[13] Zagi Kozarov v State of Victoria [2020] VSC 78 [558] – [563]. With respect to executive, Her Honuor noted that Ms Fatouros (Mr Brown’s predecessor) made suggestions to executive to further develop the SSOU manual and VT Policy and suggested a more structured approach in dealing with turnover and recruitment in the SSOU in regards to VT. Her Honour also noted the 2011 Memo, the Business Case to OPP, and a meeting that took place between Kozarov and Mr Ward (executive) in October 2011. Her Honour also noted that management were aware of the risks to staff via the monthly staff meetings where staff voiced their concerns regarding workload and the personal impact of working in the SSOU, direct knowledge of the work pressures on staff regarding volume of work and direct encounters with staff etc.
[14] Zagi Kozarov v State of Victoria [2020] VSC 78 [578]. Her Honour notes Kozarov was a signatory to the 2011 Memo, she was outspoken at staff meetings regarding the impact of the work, she was known to be carrying an excessive workload and worked outside ordinary hours, and she sought to avoid the Lim Case etc.
[15] Such as her young children.
[16] Zagi Kozarov v State of Victoria [2020] VSC 78 [609].
[17] Hegarty v Queensland Ambulance Service [2007] QCA 366, Taylor v Haileybury [2013] VSC 58, State of New South Wales v Briggs [2016] NSWCA 344; (2016) 95 NSWLR 467, Hardy v Mikropul Australia Pty Ltd [2010] VSC 42; Larner v George Weston Foods Ltd [2014] VSCA 62; Age v YZ. [2019] VSCA 313.
[18] Zagi Kozarov v State of Victoria [2020] VSC 78 [610]; Wyong Shire Council v Shirt [1980] HCA 12.
[19] Ibid [620].
[20] Dixon J in Swan v Monash LawBook Co – operative [2013] VSC 326; (2013) 235 IR 63 [155].
[21] Zagi Kozarov v State of Victoria [2020] VSC 78 [643].
[22] Ibid [650].
[23] Ibid [702].
[24] Ibid [703].

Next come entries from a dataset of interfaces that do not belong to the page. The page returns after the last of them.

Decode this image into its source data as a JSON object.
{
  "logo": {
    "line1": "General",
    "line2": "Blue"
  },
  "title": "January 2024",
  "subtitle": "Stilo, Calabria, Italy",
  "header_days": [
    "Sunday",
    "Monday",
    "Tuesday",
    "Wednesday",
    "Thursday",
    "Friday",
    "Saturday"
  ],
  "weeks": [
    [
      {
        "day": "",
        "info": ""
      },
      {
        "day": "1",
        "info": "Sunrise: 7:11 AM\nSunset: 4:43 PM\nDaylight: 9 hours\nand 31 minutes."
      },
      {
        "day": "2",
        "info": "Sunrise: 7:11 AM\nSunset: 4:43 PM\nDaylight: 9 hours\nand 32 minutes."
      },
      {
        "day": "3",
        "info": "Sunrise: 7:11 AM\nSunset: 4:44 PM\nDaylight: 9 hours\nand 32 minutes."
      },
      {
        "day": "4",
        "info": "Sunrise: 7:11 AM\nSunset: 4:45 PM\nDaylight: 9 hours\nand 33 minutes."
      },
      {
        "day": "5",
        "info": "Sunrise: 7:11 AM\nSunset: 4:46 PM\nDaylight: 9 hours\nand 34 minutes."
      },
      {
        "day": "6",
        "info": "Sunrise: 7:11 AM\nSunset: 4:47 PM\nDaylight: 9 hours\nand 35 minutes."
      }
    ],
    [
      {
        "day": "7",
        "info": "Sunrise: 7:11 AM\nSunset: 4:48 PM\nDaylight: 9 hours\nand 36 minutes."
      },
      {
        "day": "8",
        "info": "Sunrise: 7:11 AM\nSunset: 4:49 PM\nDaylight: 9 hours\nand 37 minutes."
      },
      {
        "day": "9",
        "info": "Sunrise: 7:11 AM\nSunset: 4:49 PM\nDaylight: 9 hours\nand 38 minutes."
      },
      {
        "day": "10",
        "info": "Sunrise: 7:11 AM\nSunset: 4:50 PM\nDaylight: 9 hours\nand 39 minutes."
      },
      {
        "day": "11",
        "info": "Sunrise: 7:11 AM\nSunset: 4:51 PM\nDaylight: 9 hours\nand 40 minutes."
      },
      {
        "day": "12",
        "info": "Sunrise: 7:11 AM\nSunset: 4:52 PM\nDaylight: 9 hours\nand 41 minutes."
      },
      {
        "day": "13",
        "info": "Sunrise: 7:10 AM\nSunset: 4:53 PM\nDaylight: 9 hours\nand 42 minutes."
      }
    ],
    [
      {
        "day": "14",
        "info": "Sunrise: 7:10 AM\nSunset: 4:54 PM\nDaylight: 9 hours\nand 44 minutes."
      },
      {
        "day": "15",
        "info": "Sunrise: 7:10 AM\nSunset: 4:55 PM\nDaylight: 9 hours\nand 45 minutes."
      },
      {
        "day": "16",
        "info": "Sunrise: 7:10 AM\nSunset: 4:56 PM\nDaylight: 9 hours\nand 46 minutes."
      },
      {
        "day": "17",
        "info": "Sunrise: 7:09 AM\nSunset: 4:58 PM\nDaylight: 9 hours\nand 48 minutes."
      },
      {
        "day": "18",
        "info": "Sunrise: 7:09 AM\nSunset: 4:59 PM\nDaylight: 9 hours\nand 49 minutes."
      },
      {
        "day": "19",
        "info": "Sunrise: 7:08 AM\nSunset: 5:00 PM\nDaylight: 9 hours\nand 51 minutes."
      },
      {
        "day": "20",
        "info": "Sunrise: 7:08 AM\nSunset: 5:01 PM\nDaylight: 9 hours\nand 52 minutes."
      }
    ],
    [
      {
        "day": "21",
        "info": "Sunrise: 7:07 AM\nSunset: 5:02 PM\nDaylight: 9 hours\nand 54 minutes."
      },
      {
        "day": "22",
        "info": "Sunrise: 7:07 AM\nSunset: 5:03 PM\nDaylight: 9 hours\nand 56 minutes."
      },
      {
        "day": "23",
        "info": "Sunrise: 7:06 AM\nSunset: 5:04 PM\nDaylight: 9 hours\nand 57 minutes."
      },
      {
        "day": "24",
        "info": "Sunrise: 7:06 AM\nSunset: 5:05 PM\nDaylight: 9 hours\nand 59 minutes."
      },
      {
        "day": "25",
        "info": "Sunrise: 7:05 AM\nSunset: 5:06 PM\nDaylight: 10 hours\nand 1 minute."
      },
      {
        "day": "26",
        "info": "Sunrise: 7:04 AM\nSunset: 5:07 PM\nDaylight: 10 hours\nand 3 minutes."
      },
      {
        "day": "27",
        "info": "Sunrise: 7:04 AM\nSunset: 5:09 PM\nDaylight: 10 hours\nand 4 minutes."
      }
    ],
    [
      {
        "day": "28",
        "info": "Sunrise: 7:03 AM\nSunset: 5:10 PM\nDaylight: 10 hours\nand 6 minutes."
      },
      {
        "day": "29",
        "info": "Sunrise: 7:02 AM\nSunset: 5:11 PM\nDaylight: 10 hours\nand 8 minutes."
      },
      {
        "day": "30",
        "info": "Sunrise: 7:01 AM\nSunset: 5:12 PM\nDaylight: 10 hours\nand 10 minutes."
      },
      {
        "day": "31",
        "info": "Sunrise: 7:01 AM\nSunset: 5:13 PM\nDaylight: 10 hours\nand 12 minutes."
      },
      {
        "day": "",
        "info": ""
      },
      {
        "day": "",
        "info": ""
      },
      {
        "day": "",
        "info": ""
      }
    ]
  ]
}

[25] Suggestions also made in the May 2009 Memo from Suzanne Penhall (then SSOU principal solicitor) to Ms Fatouros on SSOU staff health and well-being concerns.
[26] Zagi Kozarov v State of Victoria [2020] VSC 78 [700]; Wyong Shire Council v Shirt (1980) 146 CLR 40.
[27] Evidence from Mr Foenander, Professor McFarlane & Dr Dharwadker.
[28] Zagi Kozarov v State of Victoria [2020] VSC 78 [717], [719].
[29] YZ v The Age [No 1] [2013] VSC 335; Keane JA in Hegarty v Queensland Ambulance Service [2007] QCA (‘Hegarty’); New South Wales v Fahy [2007] HCA 20. Her Honour noted that Hegarty does not stand for the proposition that an employer owes no duty of care to take steps to identify and respond to signs of psychological distress caused by occupational exposure to stress - Zagi Kozarov v State of Victoria [2020] VSC 78 [544].
[30] Zagi Kozarov v State of Victoria [2020] VSC 78 [737] - [738].
[31] Ibid [98].
[32] Ibid [759].
[33] 2006 VPS Agreement (2009 Extended and Varied Version).
[34] Zagi Kozarov v State of Victoria [2020] VSC 78 [706], clause 11 of VPS agreement.
[35] Ibid [761].
[36] The employer was in breach of the express & implied terms of the employment agreement by its (a) unreasonable allocation of work to Kozarov, (b) failure to encourage or support work/life balance, (c) failure to identify, assess & control workplace hazards and (d) failure to provide a safe working environment - Zagi Kozarov v State of Victoria [2020] VSC 78 [765].
[37] Zagi Kozarov v State of Victoria [2020] VSC 78 [48] & [767].

Recent Posts